She added: "We are working to put in place additional childcare for the children of key workers. However this will be more limited than during lockdown as school buildings and our education staff will be needed to provide the in-school provision and home learning support during the week. We would ask parents to explore all possible options before applying for a key worker childcare place."


Mr Swinney indicated a move to get local authorities to use other council spaces, even church halls to accommodate pupils.

But Ms MacDonald said spaces within the school as well as other in the local area would have needed "significant adaptation to create an appropriate nurturing environment for high quality learning and teaching in small groups".

She added: "Accommodation out with the school would require to be risk assessed, with concerns including access to toilets and transport as well as adequate supervision and staffing."

Staffing was also a "significant constraint" with difficulties in recruiting teachers at a time when other schools were also seeking more staffing as a result of the new blended learning move. She also anticipated that there will be a number of staff "who may not be able to be in-school in August due to Covid-19".

She said there were plans to develop a Virtual School, across all secondaries to provide support for the home learning element, particularly those in S4 to S6.
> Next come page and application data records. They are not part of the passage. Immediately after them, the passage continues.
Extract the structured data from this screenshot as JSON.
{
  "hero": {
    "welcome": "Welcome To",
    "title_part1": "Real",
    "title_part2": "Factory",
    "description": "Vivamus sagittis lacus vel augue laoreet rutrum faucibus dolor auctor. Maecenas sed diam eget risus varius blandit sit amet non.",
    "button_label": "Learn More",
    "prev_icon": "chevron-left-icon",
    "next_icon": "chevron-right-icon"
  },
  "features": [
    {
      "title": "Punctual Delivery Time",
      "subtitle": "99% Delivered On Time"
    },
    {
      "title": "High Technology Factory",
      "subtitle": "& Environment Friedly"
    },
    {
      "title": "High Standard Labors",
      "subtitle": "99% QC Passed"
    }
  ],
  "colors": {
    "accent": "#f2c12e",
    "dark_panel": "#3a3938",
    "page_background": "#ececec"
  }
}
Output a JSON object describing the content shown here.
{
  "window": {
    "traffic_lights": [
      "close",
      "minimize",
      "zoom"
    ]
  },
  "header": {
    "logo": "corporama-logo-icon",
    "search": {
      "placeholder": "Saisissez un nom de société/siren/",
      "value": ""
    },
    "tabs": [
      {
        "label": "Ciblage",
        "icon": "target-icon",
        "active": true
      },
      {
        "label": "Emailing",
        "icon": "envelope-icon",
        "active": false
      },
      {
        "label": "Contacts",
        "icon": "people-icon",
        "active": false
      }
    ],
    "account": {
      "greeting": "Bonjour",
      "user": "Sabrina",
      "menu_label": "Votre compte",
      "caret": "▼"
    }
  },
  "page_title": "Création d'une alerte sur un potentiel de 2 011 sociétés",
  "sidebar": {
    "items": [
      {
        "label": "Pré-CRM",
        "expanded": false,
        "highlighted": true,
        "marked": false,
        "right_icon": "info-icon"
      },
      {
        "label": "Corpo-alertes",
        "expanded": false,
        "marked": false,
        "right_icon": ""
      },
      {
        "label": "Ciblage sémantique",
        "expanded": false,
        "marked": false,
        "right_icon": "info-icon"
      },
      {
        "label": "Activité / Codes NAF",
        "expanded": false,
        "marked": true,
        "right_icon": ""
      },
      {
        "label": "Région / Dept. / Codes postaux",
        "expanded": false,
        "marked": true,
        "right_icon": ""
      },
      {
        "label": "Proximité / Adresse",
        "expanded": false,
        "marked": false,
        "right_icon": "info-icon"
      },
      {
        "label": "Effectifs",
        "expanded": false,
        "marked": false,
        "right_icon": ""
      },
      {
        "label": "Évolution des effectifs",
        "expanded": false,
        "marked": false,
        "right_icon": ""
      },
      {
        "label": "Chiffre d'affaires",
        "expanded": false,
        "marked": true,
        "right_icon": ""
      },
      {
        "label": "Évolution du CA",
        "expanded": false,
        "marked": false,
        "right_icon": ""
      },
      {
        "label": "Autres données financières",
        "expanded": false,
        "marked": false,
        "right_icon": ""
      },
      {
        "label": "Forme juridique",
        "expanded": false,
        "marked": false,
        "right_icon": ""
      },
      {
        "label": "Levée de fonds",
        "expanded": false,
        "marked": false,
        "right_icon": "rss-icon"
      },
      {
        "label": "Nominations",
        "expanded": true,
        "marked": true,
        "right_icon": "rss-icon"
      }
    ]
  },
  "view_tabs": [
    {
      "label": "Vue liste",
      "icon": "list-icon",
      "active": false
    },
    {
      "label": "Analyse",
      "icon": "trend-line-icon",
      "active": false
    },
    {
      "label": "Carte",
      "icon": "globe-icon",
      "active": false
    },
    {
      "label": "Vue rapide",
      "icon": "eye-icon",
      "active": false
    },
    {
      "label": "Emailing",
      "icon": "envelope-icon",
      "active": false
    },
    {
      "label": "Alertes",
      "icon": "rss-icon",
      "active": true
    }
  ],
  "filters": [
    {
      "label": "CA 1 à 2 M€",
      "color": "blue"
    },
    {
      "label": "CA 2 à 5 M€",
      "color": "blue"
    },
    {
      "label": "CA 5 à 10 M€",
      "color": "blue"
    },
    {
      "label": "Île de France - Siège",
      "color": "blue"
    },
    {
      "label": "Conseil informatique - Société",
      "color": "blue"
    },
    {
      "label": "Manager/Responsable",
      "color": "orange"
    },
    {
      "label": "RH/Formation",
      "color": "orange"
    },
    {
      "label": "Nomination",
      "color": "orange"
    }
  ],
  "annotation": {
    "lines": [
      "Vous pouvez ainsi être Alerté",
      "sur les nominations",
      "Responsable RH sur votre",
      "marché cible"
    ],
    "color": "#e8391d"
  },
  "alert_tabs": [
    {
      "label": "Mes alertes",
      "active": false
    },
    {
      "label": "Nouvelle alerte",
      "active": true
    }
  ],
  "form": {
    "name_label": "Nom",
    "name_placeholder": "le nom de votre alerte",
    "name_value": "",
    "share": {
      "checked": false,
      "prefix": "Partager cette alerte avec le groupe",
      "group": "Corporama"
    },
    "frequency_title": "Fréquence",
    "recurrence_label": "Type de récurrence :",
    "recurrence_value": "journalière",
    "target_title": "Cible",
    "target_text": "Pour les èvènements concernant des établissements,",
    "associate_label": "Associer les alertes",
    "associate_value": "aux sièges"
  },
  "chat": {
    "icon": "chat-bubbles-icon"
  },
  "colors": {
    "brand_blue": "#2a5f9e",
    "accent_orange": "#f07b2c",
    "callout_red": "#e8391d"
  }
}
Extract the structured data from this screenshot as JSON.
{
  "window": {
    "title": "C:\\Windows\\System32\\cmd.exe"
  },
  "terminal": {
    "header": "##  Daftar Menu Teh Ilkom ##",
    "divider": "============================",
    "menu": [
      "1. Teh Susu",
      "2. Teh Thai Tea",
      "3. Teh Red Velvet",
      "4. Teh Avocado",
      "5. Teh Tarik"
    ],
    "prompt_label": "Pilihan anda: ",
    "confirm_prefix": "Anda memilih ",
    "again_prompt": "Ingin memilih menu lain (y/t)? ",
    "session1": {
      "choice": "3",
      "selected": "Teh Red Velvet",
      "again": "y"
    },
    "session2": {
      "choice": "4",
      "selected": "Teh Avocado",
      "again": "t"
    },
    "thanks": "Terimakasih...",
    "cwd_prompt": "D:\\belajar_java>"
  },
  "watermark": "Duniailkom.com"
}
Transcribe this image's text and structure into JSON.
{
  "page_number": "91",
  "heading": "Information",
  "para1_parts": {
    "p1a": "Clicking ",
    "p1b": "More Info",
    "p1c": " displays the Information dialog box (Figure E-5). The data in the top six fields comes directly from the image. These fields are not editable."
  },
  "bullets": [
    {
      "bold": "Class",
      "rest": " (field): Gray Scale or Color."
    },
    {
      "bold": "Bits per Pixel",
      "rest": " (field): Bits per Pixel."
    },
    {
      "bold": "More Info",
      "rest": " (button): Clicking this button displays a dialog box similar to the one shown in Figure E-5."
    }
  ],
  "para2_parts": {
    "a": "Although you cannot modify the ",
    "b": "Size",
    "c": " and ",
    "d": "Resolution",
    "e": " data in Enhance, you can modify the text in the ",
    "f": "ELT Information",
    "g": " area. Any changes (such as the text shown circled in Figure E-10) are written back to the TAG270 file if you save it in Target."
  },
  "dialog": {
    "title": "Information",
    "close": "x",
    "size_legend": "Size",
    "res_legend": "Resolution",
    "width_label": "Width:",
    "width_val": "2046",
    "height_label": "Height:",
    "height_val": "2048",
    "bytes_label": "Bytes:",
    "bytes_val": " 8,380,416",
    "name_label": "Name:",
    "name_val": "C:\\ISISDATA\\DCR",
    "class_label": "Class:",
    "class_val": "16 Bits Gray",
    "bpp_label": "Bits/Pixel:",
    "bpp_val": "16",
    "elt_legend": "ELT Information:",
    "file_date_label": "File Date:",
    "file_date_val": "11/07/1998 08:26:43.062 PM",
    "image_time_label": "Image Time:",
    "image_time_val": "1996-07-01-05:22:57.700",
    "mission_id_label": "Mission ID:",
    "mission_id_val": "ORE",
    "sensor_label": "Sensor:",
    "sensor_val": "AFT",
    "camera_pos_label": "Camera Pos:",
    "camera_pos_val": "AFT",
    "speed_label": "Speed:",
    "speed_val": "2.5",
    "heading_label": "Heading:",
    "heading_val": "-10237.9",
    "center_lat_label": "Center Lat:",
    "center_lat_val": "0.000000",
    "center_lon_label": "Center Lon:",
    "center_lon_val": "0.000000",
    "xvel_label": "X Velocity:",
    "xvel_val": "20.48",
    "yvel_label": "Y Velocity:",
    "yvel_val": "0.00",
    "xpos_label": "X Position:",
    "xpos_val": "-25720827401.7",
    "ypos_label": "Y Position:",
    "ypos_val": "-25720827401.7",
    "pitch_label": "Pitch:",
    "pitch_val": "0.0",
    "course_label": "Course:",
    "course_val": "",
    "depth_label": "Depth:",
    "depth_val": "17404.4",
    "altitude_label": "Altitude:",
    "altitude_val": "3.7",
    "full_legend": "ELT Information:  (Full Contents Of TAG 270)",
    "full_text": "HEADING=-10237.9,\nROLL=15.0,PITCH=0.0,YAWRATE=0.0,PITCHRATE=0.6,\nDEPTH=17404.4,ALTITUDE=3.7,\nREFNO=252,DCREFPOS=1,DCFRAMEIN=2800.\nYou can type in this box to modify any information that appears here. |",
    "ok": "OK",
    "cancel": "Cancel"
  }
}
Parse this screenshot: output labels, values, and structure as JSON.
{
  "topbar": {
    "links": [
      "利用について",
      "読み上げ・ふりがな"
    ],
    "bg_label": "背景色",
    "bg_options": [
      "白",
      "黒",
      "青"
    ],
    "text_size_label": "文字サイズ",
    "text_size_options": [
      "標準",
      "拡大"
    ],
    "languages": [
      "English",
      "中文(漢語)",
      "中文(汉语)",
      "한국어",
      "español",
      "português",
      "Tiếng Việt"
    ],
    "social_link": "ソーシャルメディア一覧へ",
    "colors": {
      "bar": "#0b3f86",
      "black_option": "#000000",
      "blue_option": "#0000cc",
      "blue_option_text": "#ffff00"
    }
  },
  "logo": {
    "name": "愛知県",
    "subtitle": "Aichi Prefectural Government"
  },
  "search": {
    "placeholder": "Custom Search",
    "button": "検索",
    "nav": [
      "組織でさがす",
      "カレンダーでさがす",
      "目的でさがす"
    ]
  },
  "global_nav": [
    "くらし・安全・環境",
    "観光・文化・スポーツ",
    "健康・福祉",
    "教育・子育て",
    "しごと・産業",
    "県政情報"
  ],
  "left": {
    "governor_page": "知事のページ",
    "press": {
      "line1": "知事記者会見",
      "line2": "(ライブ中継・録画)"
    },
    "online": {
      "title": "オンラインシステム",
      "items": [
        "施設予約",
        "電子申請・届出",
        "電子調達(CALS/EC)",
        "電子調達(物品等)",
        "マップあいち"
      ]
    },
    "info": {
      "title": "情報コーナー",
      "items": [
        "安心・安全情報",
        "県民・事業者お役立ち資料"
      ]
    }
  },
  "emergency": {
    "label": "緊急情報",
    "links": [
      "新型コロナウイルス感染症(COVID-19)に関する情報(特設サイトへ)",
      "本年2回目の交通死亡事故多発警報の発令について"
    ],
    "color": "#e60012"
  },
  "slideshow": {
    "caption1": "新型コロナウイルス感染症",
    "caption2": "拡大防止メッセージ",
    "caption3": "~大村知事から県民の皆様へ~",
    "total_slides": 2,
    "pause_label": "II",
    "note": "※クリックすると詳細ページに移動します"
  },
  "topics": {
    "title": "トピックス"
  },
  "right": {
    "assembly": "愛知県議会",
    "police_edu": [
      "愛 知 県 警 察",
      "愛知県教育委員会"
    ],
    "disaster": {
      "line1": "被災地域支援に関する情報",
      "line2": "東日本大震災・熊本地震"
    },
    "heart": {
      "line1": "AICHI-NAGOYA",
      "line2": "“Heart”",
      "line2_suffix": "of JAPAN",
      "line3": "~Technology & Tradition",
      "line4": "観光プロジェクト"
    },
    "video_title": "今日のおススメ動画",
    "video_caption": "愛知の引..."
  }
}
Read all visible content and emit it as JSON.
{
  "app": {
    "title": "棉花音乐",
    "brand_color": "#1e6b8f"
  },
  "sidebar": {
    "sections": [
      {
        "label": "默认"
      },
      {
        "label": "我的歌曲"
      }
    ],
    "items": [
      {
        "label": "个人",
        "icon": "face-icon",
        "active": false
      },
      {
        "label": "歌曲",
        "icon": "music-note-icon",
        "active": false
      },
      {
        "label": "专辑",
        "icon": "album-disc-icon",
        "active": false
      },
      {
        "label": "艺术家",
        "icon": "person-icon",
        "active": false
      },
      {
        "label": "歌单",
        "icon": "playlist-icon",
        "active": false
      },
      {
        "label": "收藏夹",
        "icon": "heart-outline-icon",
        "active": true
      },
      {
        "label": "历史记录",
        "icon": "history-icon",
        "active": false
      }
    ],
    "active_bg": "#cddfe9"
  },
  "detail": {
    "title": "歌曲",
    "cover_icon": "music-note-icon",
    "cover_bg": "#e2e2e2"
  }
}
"This will support the development of home learning taking account of feedback from staff, pupils and parents," she said "Our aim is to provide the maximum time possible for children in-school but this is dependent on the guidance from Scottish Government and the compliance with all health and safety requirements due to Covid-19."

The news was greeted with concern from some parents.

One said: "I was already concerned about the lack of educational support my children were getting from the school during lockdown. This does not allay those worries, and lays further questions as to how on earth working parents like myself are going to be able to cope with all this home schooling."

The council was approached for comment.